Recorded Zoom trainings to better illustrate the tools
Forums for employees to reach out with questions
Schedule check-ins – Be sure to pencil in some time to formally check-in with new hires towards the end of their first week. This ensures that you’ll have a sense of how they’re adjusting, while also ensuring that the new hire feels looked after.
Introductions – In their first week, new employees should have met with everyone on their immediate team. These calls should include roles and responsibilities, but also include time for personal introductions. Sharing personal interests and professional backgrounds is a great way to build relationships between team members, serving to create a sense of belonging even while teammates are physically distanced.
File-sharing applications and cloud backup software (like Google Drive, Dropbox)
Computer security (how to lock laptops and install anti-virus software)
Password management and data encryption tools to protect devices
Product demo – New employees should be familiarized with the product or service that your company provides. This can take the form of a video call between product experts and any new hires that have joined in this period. Another solution to let your trainees learn the product at their own pace is to house your product training video within an internal knowledge base, which can be referred back to at any time.
1-on-1’s – Set up meetings with new team colleagues and other key members of the company. These meetings could be one-on-one and/or group calls. During their first days, remote employees should meet with:
Their manager and direct reports
Employees from other departments they’ll work closely with
Security training – Most companies hold security orientations for their new employees on a monthly basis, so while basic corporate compliance should be established on day 1, further dos and don’ts can be unpacked in the first month.

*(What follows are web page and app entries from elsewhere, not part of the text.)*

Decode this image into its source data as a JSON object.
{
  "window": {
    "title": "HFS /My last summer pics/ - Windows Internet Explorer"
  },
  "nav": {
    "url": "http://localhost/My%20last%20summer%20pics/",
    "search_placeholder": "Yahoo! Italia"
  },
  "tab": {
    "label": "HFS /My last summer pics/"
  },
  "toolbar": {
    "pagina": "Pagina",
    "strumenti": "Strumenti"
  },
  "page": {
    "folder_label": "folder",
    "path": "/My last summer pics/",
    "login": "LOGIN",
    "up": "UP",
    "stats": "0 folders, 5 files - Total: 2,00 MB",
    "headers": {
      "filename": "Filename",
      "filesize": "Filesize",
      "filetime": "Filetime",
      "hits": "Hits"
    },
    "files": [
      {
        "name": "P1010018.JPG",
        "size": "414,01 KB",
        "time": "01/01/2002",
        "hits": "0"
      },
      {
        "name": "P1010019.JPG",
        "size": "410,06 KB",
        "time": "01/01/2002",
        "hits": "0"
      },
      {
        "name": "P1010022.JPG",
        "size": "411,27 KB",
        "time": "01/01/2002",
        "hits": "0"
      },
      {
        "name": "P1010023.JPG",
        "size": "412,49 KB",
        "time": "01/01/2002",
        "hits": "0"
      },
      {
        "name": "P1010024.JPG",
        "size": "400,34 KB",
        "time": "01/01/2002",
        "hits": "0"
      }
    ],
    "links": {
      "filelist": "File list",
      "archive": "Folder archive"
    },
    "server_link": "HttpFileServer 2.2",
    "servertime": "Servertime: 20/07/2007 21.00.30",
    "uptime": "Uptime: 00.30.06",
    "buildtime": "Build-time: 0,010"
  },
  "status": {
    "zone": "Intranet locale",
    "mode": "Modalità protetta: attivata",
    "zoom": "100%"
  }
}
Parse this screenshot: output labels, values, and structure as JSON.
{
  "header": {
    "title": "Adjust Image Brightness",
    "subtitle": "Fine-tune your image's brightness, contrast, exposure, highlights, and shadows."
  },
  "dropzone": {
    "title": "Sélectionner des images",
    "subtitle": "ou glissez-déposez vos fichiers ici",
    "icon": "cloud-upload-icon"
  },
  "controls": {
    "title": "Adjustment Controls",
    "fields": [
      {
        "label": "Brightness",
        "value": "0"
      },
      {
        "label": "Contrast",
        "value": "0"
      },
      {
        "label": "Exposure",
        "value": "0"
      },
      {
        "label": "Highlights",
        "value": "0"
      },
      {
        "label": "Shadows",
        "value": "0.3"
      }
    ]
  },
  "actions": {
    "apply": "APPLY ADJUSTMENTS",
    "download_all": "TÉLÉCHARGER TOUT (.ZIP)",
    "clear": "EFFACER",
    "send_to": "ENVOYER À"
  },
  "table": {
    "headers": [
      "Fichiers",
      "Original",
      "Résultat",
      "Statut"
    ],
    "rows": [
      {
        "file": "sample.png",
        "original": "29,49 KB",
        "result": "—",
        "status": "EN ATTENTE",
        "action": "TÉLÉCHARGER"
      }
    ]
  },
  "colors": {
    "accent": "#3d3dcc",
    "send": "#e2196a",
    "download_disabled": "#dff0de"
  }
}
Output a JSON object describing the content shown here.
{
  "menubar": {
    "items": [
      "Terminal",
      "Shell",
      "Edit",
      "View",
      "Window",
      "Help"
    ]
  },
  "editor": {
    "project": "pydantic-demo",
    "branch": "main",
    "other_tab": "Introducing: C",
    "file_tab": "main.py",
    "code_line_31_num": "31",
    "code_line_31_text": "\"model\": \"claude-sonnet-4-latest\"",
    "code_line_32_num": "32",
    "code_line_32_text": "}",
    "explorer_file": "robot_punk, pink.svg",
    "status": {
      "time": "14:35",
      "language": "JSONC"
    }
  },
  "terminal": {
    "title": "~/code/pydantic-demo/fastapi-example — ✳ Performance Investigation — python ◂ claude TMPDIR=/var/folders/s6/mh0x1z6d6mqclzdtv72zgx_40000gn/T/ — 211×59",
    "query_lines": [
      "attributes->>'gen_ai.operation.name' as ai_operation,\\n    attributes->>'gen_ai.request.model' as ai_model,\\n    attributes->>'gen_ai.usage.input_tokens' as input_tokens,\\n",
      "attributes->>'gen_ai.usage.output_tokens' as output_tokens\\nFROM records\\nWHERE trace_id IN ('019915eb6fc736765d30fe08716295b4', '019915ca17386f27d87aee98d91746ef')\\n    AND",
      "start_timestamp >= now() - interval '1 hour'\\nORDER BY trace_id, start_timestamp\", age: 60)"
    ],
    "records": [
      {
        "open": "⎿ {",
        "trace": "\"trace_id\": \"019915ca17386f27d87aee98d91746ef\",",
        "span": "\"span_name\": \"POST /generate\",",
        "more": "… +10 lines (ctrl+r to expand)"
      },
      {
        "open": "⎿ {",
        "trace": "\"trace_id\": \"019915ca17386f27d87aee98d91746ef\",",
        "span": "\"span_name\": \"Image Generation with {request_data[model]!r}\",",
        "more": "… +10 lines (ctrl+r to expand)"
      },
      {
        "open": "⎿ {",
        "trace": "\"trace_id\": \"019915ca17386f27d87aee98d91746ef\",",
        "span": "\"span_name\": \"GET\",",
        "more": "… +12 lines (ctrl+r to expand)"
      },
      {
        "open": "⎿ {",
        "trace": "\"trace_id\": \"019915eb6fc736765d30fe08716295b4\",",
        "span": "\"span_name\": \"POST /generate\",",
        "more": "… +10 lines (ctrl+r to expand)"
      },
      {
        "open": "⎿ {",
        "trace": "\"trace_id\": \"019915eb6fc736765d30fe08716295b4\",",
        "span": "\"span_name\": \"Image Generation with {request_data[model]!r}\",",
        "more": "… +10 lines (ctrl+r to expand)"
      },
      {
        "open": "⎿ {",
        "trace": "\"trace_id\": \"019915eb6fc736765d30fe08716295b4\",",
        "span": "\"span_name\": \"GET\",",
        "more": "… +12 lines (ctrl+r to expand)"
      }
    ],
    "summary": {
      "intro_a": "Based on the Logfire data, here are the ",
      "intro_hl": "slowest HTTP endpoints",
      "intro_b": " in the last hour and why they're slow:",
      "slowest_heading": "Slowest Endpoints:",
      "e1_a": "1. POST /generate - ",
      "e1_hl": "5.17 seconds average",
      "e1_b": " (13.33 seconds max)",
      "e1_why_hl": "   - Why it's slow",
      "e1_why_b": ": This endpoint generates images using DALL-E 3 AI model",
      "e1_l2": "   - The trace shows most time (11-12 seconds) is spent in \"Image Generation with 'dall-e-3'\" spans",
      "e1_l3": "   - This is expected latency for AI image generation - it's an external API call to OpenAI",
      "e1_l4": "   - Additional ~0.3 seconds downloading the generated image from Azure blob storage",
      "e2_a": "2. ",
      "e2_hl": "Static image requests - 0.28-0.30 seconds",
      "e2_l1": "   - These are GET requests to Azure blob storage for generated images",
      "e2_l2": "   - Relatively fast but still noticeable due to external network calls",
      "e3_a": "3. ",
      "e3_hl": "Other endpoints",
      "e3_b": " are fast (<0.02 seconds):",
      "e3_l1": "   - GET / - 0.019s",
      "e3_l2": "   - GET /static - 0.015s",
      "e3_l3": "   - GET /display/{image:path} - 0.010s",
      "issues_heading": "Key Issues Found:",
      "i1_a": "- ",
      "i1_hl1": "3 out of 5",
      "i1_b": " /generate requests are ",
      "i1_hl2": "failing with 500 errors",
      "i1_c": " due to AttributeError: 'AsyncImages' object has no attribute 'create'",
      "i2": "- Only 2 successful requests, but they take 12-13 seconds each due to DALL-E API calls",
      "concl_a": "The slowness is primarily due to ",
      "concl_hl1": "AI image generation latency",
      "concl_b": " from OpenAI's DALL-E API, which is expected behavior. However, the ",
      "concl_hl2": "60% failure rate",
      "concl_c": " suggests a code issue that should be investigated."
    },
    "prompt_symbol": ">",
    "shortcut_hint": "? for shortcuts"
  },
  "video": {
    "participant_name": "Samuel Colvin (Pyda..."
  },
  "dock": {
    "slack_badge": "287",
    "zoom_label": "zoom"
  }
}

First project – Start with a small, manageable task that will require a bit of collaboration across teams, pushing them to discover new paths for acquiring of institutional knowledge as well as meet some of their new colleagues. This gives new employees the opportunity to pick up on other forms of tacit knowledge in context, asking questions they might not feel comfortable raising with their direct supervisor.
Internal Knowledge Base
Every job has a learning curve and training new hires takes time and company resources to implement, especially in the age of remote work. However this new challenge also presents an opportunity to streamline your training process going forward. Costly time spent onboarding can now be drastically reduced with the help of a knowledge management system or ‘knowledge base’ to house your expertise.
This framework ensures that new employees will be ready to add to your team’s overall productivity from day 1 – but it also aligns all employees around shared company information, such as product updates and continued training programs.
If you want to see how an internal content hub can improve your onboarding experience, check our knowledge management system.